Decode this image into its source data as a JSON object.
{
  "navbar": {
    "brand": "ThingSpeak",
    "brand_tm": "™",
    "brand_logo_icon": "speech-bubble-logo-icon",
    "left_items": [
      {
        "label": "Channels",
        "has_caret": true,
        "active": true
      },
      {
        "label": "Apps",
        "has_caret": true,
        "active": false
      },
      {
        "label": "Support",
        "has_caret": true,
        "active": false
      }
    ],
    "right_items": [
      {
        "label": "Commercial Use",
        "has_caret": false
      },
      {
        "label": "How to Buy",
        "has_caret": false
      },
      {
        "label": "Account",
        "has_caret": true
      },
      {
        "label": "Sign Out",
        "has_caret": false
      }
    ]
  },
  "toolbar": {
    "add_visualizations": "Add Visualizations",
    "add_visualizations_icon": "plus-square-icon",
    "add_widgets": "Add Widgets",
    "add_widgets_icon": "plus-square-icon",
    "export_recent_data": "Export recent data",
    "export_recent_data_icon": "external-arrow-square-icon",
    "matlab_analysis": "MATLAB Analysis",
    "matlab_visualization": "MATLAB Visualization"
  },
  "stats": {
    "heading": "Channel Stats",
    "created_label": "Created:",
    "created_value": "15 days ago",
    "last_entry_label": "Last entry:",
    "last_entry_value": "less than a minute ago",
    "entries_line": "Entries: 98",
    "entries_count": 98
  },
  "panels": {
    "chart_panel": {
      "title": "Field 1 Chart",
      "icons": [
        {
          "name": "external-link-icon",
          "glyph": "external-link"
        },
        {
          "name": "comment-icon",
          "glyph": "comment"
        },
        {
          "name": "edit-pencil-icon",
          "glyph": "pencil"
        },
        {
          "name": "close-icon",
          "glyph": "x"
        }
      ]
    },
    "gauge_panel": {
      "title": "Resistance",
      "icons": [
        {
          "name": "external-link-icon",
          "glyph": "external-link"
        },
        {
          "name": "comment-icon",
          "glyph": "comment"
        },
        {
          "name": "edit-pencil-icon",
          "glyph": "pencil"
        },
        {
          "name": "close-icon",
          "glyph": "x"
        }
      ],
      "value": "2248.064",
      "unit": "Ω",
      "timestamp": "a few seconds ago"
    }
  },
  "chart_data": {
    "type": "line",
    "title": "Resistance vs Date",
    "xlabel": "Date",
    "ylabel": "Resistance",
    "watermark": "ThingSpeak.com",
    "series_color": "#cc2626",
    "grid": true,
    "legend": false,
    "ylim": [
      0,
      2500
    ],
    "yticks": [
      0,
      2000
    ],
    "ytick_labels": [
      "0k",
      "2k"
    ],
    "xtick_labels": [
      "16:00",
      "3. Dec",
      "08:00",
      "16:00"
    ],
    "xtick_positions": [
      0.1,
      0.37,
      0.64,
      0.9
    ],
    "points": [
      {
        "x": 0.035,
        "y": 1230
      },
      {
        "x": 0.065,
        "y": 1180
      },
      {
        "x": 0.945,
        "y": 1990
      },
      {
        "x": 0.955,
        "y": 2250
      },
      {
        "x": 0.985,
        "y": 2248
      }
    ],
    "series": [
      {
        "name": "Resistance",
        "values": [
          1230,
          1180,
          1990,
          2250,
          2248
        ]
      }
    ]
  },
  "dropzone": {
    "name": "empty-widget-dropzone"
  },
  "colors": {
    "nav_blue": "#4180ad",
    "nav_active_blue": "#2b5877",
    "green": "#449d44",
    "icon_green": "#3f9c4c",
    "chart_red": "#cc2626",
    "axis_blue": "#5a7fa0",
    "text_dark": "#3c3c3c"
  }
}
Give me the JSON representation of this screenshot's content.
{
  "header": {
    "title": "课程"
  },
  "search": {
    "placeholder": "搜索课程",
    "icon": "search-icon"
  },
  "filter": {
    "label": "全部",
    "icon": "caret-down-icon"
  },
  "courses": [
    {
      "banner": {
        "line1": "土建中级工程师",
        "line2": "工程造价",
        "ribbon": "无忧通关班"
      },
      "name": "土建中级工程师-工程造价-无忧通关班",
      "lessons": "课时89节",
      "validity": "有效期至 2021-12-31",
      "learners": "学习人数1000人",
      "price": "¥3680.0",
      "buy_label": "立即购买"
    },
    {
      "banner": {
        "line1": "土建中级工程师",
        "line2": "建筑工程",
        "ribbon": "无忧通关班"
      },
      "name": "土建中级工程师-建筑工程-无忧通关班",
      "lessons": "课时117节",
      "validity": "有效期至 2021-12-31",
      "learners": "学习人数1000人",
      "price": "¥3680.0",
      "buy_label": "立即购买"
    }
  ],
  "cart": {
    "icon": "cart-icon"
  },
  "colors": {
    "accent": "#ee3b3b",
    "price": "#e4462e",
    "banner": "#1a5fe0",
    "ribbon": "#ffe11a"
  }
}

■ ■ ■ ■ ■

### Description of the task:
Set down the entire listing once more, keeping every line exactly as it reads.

### Response area:
Decode this image into its source data as a JSON object.
{
  "navbar": {
    "brand": "ThingSpeak",
    "brand_tm": "™",
    "brand_logo_icon": "speech-bubble-logo-icon",
    "left_items": [
      {
        "label": "Channels",
        "has_caret": true,
        "active": true
      },
      {
        "label": "Apps",
        "has_caret": true,
        "active": false
      },
      {
        "label": "Support",
        "has_caret": true,
        "active": false
      }
    ],
    "right_items": [
      {
        "label": "Commercial Use",
        "has_caret": false
      },
      {
        "label": "How to Buy",
        "has_caret": false
      },
      {
        "label": "Account",
        "has_caret": true
      },
      {
        "label": "Sign Out",
        "has_caret": false
      }
    ]
  },
  "toolbar": {
    "add_visualizations": "Add Visualizations",
    "add_visualizations_icon": "plus-square-icon",
    "add_widgets": "Add Widgets",
    "add_widgets_icon": "plus-square-icon",
    "export_recent_data": "Export recent data",
    "export_recent_data_icon": "external-arrow-square-icon",
    "matlab_analysis": "MATLAB Analysis",
    "matlab_visualization": "MATLAB Visualization"
  },
  "stats": {
    "heading": "Channel Stats",
    "created_label": "Created:",
    "created_value": "15 days ago",
    "last_entry_label": "Last entry:",
    "last_entry_value": "less than a minute ago",
    "entries_line": "Entries: 98",
    "entries_count": 98
  },
  "panels": {
    "chart_panel": {
      "title": "Field 1 Chart",
      "icons": [
        {
          "name": "external-link-icon",
          "glyph": "external-link"
        },
        {
          "name": "comment-icon",
          "glyph": "comment"
        },
        {
          "name": "edit-pencil-icon",
          "glyph": "pencil"
        },
        {
          "name": "close-icon",
          "glyph": "x"
        }
      ]
    },
    "gauge_panel": {
      "title": "Resistance",
      "icons": [
        {
          "name": "external-link-icon",
          "glyph": "external-link"
        },
        {
          "name": "comment-icon",
          "glyph": "comment"
        },
        {
          "name": "edit-pencil-icon",
          "glyph": "pencil"
        },
        {
          "name": "close-icon",
          "glyph": "x"
        }
      ],
      "value": "2248.064",
      "unit": "Ω",
      "timestamp": "a few seconds ago"
    }
  },
  "chart_data": {
    "type": "line",
    "title": "Resistance vs Date",
    "xlabel": "Date",
    "ylabel": "Resistance",
    "watermark": "ThingSpeak.com",
    "series_color": "#cc2626",
    "grid": true,
    "legend": false,
    "ylim": [
      0,
      2500
    ],
    "yticks": [
      0,
      2000
    ],
    "ytick_labels": [
      "0k",
      "2k"
    ],
    "xtick_labels": [
      "16:00",
      "3. Dec",
      "08:00",
      "16:00"
    ],
    "xtick_positions": [
      0.1,
      0.37,
      0.64,
      0.9
    ],
    "points": [
      {
        "x": 0.035,
        "y": 1230
      },
      {
        "x": 0.065,
        "y": 1180
      },
      {
        "x": 0.945,
        "y": 1990
      },
      {
        "x": 0.955,
        "y": 2250
      },
      {
        "x": 0.985,
        "y": 2248
      }
    ],
    "series": [
      {
        "name": "Resistance",
        "values": [
          1230,
          1180,
          1990,
          2250,
          2248
        ]
      }
    ]
  },
  "dropzone": {
    "name": "empty-widget-dropzone"
  },
  "colors": {
    "nav_blue": "#4180ad",
    "nav_active_blue": "#2b5877",
    "green": "#449d44",
    "icon_green": "#3f9c4c",
    "chart_red": "#cc2626",
    "axis_blue": "#5a7fa0",
    "text_dark": "#3c3c3c"
  }
}
Give me the JSON representation of this screenshot's content.
{
  "header": {
    "title": "课程"
  },
  "search": {
    "placeholder": "搜索课程",
    "icon": "search-icon"
  },
  "filter": {
    "label": "全部",
    "icon": "caret-down-icon"
  },
  "courses": [
    {
      "banner": {
        "line1": "土建中级工程师",
        "line2": "工程造价",
        "ribbon": "无忧通关班"
      },
      "name": "土建中级工程师-工程造价-无忧通关班",
      "lessons": "课时89节",
      "validity": "有效期至 2021-12-31",
      "learners": "学习人数1000人",
      "price": "¥3680.0",
      "buy_label": "立即购买"
    },
    {
      "banner": {
        "line1": "土建中级工程师",
        "line2": "建筑工程",
        "ribbon": "无忧通关班"
      },
      "name": "土建中级工程师-建筑工程-无忧通关班",
      "lessons": "课时117节",
      "validity": "有效期至 2021-12-31",
      "learners": "学习人数1000人",
      "price": "¥3680.0",
      "buy_label": "立即购买"
    }
  ],
  "cart": {
    "icon": "cart-icon"
  },
  "colors": {
    "accent": "#ee3b3b",
    "price": "#e4462e",
    "banner": "#1a5fe0",
    "ribbon": "#ffe11a"
  }
}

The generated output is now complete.